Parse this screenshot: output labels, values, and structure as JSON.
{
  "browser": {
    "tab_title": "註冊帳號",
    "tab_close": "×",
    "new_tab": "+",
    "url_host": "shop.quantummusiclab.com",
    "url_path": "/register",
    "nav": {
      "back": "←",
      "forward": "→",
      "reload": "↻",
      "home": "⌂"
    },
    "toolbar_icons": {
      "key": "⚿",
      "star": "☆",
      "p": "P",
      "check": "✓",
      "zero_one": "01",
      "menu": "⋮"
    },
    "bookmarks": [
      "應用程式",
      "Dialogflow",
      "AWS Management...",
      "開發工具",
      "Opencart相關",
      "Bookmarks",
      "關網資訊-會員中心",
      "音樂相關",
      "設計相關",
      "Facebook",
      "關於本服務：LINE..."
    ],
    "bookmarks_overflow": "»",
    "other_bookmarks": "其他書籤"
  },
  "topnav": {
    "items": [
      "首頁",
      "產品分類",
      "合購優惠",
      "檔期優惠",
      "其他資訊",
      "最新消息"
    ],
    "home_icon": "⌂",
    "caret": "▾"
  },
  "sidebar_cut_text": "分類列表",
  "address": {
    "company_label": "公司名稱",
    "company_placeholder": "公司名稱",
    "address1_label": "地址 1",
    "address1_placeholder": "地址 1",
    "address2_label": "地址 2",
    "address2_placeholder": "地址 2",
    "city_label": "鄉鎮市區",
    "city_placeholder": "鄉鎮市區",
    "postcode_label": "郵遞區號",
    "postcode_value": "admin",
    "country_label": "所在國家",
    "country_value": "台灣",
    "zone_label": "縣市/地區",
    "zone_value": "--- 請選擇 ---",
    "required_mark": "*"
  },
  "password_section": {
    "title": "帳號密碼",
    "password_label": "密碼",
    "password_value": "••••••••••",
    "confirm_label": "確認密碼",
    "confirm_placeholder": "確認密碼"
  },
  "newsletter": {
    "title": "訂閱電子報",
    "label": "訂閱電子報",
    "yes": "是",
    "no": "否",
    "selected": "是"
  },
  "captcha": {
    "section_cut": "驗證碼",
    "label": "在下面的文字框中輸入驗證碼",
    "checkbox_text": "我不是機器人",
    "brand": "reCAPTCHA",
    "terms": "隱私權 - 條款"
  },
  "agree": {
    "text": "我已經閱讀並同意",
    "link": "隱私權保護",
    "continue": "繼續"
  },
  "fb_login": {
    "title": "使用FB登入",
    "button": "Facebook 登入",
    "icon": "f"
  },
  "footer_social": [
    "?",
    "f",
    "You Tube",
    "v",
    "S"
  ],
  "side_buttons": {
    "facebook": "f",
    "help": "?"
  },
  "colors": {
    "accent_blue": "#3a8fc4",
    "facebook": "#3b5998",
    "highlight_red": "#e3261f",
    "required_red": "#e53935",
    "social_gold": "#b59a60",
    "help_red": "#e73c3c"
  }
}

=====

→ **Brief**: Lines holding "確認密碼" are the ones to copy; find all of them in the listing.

→ **Completed task**:
    "confirm_label": "確認密碼",
    "confirm_placeholder": "確認密碼"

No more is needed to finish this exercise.